This condition affects their movement abilities because children lack “support” to stand by themselves or even to lift their heads.

The following signs are common in children with hypotonia:

  • seem “floppy” when held
  • have a hard time sitting upright
  • hypermobility, or very flexible
  • appear to be weak
  • can easily dislocate their arms or legs

Note: Hypotonia does not necessarily mean extreme weakness. In some cases, it can be manifested in a bigger effort (due to muscular weakness) to accomplish certain movements. 

How To Improve Motor Disorders in Autism? 

Sports have a huge impact on the life of children. It can be a great way to improve sensory integration, physical coordination, muscle tone, motor skills, and even social skills. Following sports can help improve motor disorders in children with Autism:

1.- Swimming: Water gives children a sensory input, and it can be a suitable activity to practice individually, while still being part of a team, thus it promotes social skills.

2.- Horseback Riding: Horses are used by physical, speech, and occupational therapists to teach their patients on a personal level through what is referred to as “hippotherapy.” Children with autism also benefit from equine therapy due to the motor, emotional, and sensory sensations that come with riding a horse.

3.-Cycling: Learning to ride a bike strengthens children with special needs physically. Pedalling allows them to develop the leg muscle organization and endurance they might have lacked before. Bike riding can fine-tune motor skills and physical coordination as well as aid with balance.

4.- Martial Arts: Martial arts can also be really suitable for children within the spectrum, thanks to its high levels of organization and structure. Routine plays an important role in the lives of people with autism because it provides certainty and therefore decreases anxiety and stress.

5.-Gymnastics: By using equipment such as trampolines, balance beams, and the bars, ASD children can improve their motor skills (cardiovascular endurance, muscle strength, balance, flexibility, coordination of fine movement, etc.) while building confidence and improving their social skills.

We highly encourage you to ask your family doctor before having your child practice any of these sports. If your child is already seeing a physical therapist, they will be able to suggest exercises and activities that you can implement at home as well. Remember, its all about learning while having fun safely!
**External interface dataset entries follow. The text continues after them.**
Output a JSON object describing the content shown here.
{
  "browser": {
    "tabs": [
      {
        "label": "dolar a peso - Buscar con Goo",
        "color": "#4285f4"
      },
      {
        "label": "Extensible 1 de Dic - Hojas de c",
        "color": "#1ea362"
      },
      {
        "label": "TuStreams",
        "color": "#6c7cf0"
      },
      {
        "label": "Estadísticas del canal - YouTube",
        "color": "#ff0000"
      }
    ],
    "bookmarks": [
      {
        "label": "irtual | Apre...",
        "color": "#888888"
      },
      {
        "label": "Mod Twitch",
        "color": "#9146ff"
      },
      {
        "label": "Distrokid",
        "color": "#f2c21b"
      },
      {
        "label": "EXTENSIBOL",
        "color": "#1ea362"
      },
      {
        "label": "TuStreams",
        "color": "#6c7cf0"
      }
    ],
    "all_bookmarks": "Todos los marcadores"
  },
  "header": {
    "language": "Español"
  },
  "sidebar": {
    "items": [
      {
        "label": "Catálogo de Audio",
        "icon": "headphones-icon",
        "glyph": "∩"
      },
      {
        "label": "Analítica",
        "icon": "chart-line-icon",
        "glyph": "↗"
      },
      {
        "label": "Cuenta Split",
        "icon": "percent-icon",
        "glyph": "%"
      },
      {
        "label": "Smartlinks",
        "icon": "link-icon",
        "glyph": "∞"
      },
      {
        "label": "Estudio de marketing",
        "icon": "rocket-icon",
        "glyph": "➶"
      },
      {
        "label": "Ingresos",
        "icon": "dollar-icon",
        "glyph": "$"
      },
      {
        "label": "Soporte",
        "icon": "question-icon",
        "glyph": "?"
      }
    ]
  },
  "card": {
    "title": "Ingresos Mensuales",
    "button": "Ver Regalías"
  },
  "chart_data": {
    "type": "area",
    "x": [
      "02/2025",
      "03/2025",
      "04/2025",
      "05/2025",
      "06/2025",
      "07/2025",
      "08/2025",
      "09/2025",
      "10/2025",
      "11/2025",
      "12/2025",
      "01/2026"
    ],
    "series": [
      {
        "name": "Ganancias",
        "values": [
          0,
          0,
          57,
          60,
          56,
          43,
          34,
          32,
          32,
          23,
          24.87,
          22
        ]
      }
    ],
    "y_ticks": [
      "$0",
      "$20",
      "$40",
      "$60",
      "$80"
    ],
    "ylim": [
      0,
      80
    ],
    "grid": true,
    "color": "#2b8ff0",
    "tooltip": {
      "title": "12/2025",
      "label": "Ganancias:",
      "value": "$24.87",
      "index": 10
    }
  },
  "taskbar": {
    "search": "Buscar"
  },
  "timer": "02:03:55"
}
At World Stem Cell Clinic, we believe that that having an informed parent –in an effort to empower him and his family– is the only way for us to deliver optimal healthcare. Visit our website to find out more about our services and let us be part of your journey.